museum building in Faversham, Kent, United Kingdom
English Maison Dieu, Faversham
Maison Dieu ('House of God') is a hospital, monastery, hostel, retirement home and royal lodge commissioned by Henry III in 1234.
The timber framed building is located beside Watling Street, now the A2 road, in Ospringe, Faversham, in Kent, England.
Edward Hasted noted in 1798 that it was dedicated to the Virgin Mary. The foundation consisted of a master and three regular brethren of the Order of the Holy Cross. There were also two secular clerks, who celebrated mass for the soul of the founder and the souls of his royal predecessors and successors. They were required to be hospitable, and to entertain the poor and needy passers-by and pilgrims (heading along Watling Street). There was a chamber in the building which the king used to rest when he passed this way; it was called Camera Regis, or the king's chamber. The history and records of the building also give insight into the way sick and disabled people fitted into society during the medieval period. For example, in 1235 the 'blind daughter of Andrew of Faversham' was admitted to Maison Dieu as a 'servant of God and sister of the hospital'.
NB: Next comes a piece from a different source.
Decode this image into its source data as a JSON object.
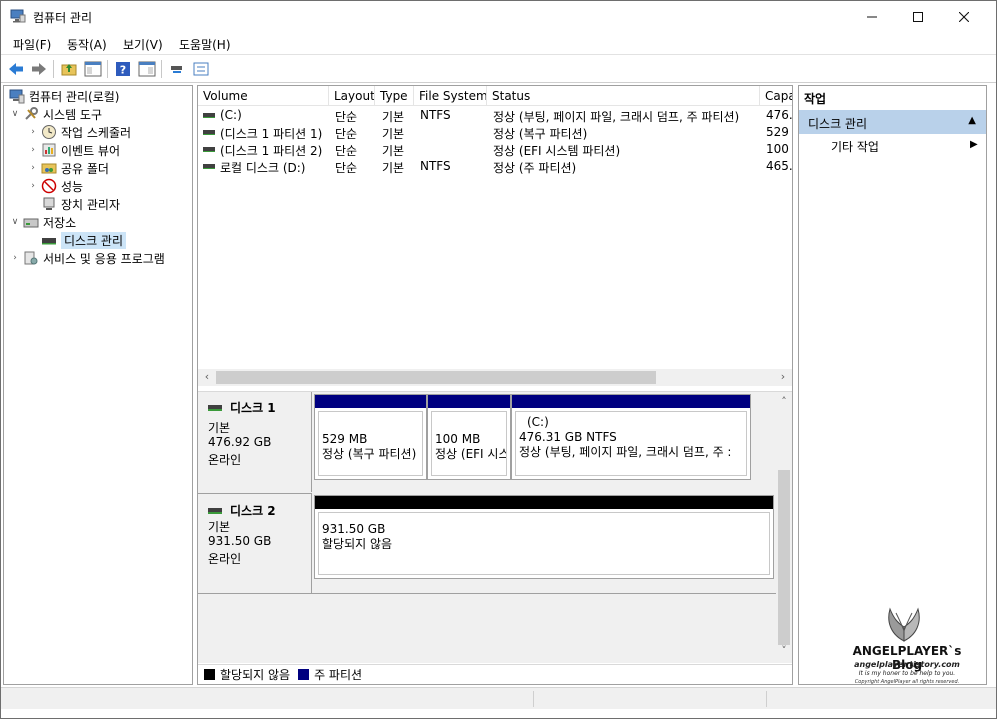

Source: Maison Dieu, Faversham
English Maison Dieu
This flint- and timber-framed building displays Roman artefacts.